      {props.context}
    </div>
  );
};

interface ListProps {
  context: string;
  icon: string;
}
2

With React 16.6.3 and @Material UI 3.5.1, I am using arrays in className like className={[classes.tableCell, classes.capitalize]}

Try something like the following in your case.

class Pill extends React.Component {
    render() {
        return (
           <button className={['pill', this.props.styleName]}>{this.props.children}</button>
        );
    }
}
0

With React's support for string interpolation, you could do the following:

class Pill extends React.Component {
    render() {
       return (
          <button className={`pill ${this.props.styleName}`}>{this.props.children}</button>
       );
    }
}

Your Answer

By clicking “Post Your Answer”, you agree to our terms of service, privacy policy and cookie policy

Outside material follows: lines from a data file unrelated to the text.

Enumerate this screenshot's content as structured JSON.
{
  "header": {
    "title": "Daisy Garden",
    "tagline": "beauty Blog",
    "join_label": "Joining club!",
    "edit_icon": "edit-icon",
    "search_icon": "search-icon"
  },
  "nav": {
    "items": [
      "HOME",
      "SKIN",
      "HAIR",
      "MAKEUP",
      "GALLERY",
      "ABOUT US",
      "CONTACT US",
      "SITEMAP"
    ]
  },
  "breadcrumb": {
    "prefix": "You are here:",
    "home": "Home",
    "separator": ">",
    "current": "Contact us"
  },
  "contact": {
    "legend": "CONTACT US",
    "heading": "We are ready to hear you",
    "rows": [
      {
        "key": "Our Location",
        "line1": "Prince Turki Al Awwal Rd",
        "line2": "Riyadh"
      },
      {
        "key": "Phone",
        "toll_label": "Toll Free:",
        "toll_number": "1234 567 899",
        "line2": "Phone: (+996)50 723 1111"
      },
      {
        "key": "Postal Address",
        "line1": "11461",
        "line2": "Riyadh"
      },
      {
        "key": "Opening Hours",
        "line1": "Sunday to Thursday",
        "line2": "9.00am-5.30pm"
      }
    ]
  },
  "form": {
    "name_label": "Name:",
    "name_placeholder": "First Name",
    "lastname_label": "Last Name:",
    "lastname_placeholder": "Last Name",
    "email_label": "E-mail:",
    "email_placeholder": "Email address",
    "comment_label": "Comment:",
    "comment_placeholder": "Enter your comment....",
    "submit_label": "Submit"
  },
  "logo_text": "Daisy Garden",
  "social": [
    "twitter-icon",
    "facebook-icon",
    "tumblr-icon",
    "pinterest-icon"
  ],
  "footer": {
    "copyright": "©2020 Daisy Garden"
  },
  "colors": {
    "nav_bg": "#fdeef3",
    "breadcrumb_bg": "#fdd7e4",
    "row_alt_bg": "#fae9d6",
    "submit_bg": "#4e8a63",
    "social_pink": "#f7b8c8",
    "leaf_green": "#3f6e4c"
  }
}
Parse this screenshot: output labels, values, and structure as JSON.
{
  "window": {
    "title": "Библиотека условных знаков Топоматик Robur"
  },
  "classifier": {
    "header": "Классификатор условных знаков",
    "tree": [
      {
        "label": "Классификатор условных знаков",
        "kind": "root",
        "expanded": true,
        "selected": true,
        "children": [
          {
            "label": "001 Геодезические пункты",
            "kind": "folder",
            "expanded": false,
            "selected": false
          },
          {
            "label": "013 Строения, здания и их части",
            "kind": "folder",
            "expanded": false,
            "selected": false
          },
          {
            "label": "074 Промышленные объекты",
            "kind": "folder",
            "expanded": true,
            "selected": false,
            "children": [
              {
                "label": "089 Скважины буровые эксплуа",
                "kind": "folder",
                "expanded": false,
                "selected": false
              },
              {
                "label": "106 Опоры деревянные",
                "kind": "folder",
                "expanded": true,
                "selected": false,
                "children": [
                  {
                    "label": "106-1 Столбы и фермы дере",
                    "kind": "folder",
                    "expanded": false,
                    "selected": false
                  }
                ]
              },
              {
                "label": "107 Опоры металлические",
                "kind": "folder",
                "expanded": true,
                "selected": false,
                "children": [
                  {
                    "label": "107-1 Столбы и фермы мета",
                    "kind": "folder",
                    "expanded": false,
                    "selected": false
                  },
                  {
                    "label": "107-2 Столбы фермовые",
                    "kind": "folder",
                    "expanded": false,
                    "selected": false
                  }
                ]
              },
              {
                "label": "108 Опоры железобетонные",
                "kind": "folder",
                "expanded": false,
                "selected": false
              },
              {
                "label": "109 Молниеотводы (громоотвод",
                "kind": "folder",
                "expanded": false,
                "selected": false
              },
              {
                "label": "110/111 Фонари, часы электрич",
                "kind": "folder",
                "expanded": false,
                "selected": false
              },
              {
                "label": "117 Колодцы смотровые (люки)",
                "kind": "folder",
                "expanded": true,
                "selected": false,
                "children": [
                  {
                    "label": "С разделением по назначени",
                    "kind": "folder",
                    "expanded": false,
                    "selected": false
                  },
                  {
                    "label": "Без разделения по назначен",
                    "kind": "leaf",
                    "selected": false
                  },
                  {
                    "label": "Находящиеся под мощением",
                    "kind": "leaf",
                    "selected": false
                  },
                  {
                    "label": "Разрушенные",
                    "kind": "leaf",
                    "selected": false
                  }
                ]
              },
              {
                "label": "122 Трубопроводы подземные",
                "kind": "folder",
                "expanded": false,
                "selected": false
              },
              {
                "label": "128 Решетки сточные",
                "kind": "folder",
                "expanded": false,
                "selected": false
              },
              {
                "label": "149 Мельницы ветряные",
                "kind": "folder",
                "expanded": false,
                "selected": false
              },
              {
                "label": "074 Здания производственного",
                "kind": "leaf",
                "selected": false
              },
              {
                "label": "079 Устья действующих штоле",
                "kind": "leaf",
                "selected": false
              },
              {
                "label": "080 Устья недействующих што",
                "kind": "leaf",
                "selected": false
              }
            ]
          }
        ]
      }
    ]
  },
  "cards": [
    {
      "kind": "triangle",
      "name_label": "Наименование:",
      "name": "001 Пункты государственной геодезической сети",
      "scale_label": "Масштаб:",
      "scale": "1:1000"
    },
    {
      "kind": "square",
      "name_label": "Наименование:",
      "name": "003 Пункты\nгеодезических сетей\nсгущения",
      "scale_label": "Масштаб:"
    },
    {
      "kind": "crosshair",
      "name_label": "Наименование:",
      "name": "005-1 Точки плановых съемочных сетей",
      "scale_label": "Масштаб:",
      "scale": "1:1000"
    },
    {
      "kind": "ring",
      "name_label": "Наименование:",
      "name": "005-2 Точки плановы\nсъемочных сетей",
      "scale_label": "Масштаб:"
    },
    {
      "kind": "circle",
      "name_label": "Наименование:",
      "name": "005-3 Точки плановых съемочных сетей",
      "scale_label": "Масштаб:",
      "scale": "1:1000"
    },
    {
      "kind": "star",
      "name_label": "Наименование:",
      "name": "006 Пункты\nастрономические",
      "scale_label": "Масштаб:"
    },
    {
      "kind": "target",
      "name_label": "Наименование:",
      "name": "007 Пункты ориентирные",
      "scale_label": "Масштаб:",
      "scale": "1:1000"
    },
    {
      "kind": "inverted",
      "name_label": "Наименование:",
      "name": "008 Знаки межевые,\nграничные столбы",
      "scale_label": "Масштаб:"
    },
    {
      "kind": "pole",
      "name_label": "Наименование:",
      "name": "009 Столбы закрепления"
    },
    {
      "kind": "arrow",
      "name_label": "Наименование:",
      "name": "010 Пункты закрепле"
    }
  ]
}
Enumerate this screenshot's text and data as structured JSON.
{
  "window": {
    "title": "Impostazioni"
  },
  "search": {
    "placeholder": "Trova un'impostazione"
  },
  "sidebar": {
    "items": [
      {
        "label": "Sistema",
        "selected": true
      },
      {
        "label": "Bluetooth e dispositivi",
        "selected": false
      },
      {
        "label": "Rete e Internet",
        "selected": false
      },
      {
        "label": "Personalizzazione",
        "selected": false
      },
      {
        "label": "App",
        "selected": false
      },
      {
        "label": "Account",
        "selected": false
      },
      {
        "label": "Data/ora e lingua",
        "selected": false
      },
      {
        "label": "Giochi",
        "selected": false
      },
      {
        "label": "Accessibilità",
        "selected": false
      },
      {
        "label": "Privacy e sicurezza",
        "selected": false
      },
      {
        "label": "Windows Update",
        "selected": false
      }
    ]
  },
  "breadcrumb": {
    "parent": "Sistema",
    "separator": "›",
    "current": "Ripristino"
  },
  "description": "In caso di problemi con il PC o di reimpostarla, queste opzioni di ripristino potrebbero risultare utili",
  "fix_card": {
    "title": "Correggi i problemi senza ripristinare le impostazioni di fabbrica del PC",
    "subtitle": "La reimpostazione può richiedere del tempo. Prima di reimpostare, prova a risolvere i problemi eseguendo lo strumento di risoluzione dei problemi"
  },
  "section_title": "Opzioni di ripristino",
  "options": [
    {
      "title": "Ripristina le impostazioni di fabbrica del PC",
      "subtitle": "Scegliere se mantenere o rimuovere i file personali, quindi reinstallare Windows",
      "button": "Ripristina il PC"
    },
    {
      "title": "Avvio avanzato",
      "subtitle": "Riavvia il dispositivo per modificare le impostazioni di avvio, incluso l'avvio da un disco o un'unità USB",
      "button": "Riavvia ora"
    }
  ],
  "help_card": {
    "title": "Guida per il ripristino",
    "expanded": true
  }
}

Not the answer you're looking for? Browse other questions tagged or ask your own question.